- Material for this exercise -
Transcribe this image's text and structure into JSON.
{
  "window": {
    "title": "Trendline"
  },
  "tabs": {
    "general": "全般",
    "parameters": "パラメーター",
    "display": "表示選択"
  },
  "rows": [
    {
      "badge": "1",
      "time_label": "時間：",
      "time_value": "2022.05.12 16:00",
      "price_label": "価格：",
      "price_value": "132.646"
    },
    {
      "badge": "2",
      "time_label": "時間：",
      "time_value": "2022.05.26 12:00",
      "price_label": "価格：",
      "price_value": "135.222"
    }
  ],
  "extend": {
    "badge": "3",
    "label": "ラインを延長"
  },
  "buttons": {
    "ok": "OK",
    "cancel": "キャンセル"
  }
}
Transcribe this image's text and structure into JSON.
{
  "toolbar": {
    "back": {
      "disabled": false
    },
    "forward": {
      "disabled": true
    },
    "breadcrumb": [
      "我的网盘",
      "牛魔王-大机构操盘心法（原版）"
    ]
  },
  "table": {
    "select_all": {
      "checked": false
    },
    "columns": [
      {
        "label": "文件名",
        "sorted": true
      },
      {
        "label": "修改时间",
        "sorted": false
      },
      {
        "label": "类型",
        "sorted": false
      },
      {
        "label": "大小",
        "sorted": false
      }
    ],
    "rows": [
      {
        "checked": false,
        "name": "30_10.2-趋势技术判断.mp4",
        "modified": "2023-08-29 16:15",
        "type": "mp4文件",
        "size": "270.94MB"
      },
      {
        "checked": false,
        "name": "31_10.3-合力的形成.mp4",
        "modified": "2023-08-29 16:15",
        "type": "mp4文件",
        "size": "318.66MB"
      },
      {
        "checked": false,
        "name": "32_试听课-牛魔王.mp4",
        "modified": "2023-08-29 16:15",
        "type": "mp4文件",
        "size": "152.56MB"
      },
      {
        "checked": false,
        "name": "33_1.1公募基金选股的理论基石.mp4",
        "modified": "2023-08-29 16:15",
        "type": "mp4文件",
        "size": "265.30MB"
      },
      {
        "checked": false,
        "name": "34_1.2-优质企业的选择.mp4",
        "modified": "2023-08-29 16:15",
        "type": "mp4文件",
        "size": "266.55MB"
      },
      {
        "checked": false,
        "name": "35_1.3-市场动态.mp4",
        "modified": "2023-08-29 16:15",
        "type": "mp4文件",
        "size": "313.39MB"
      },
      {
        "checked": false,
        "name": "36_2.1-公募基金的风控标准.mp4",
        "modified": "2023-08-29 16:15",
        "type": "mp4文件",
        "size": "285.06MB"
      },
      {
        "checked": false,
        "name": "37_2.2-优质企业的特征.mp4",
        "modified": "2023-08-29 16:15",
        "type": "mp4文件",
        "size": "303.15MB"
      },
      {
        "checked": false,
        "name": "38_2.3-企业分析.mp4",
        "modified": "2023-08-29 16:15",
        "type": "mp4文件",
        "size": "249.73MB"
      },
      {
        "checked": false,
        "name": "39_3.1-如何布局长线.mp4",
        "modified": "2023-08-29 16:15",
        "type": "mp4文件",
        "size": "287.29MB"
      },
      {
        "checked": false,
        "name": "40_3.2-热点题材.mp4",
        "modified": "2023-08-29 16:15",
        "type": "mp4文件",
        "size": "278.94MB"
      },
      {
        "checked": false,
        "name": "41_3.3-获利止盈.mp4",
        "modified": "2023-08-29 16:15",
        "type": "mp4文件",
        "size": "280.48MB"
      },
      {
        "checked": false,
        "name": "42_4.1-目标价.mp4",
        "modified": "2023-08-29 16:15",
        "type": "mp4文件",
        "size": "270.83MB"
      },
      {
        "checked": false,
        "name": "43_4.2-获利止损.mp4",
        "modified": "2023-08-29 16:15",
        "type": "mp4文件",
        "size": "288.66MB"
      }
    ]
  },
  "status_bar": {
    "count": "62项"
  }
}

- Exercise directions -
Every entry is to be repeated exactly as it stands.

- Output of the exercise -
Transcribe this image's text and structure into JSON.
{
  "window": {
    "title": "Trendline"
  },
  "tabs": {
    "general": "全般",
    "parameters": "パラメーター",
    "display": "表示選択"
  },
  "rows": [
    {
      "badge": "1",
      "time_label": "時間：",
      "time_value": "2022.05.12 16:00",
      "price_label": "価格：",
      "price_value": "132.646"
    },
    {
      "badge": "2",
      "time_label": "時間：",
      "time_value": "2022.05.26 12:00",
      "price_label": "価格：",
      "price_value": "135.222"
    }
  ],
  "extend": {
    "badge": "3",
    "label": "ラインを延長"
  },
  "buttons": {
    "ok": "OK",
    "cancel": "キャンセル"
  }
}
Transcribe this image's text and structure into JSON.
{
  "toolbar": {
    "back": {
      "disabled": false
    },
    "forward": {
      "disabled": true
    },
    "breadcrumb": [
      "我的网盘",
      "牛魔王-大机构操盘心法（原版）"
    ]
  },
  "table": {
    "select_all": {
      "checked": false
    },
    "columns": [
      {
        "label": "文件名",
        "sorted": true
      },
      {
        "label": "修改时间",
        "sorted": false
      },
      {
        "label": "类型",
        "sorted": false
      },
      {
        "label": "大小",
        "sorted": false
      }
    ],
    "rows": [
      {
        "checked": false,
        "name": "30_10.2-趋势技术判断.mp4",
        "modified": "2023-08-29 16:15",
        "type": "mp4文件",
        "size": "270.94MB"
      },
      {
        "checked": false,
        "name": "31_10.3-合力的形成.mp4",
        "modified": "2023-08-29 16:15",
        "type": "mp4文件",
        "size": "318.66MB"
      },
      {
        "checked": false,
        "name": "32_试听课-牛魔王.mp4",
        "modified": "2023-08-29 16:15",
        "type": "mp4文件",
        "size": "152.56MB"
      },
      {
        "checked": false,
        "name": "33_1.1公募基金选股的理论基石.mp4",
        "modified": "2023-08-29 16:15",
        "type": "mp4文件",
        "size": "265.30MB"
      },
      {
        "checked": false,
        "name": "34_1.2-优质企业的选择.mp4",
        "modified": "2023-08-29 16:15",
        "type": "mp4文件",
        "size": "266.55MB"
      },
      {
        "checked": false,
        "name": "35_1.3-市场动态.mp4",
        "modified": "2023-08-29 16:15",
        "type": "mp4文件",
        "size": "313.39MB"
      },
      {
        "checked": false,
        "name": "36_2.1-公募基金的风控标准.mp4",
        "modified": "2023-08-29 16:15",
        "type": "mp4文件",
        "size": "285.06MB"
      },
      {
        "checked": false,
        "name": "37_2.2-优质企业的特征.mp4",
        "modified": "2023-08-29 16:15",
        "type": "mp4文件",
        "size": "303.15MB"
      },
      {
        "checked": false,
        "name": "38_2.3-企业分析.mp4",
        "modified": "2023-08-29 16:15",
        "type": "mp4文件",
        "size": "249.73MB"
      },
      {
        "checked": false,
        "name": "39_3.1-如何布局长线.mp4",
        "modified": "2023-08-29 16:15",
        "type": "mp4文件",
        "size": "287.29MB"
      },
      {
        "checked": false,
        "name": "40_3.2-热点题材.mp4",
        "modified": "2023-08-29 16:15",
        "type": "mp4文件",
        "size": "278.94MB"
      },
      {
        "checked": false,
        "name": "41_3.3-获利止盈.mp4",
        "modified": "2023-08-29 16:15",
        "type": "mp4文件",
        "size": "280.48MB"
      },
      {
        "checked": false,
        "name": "42_4.1-目标价.mp4",
        "modified": "2023-08-29 16:15",
        "type": "mp4文件",
        "size": "270.83MB"
      },
      {
        "checked": false,
        "name": "43_4.2-获利止损.mp4",
        "modified": "2023-08-29 16:15",
        "type": "mp4文件",
        "size": "288.66MB"
      }
    ]
  },
  "status_bar": {
    "count": "62项"
  }
}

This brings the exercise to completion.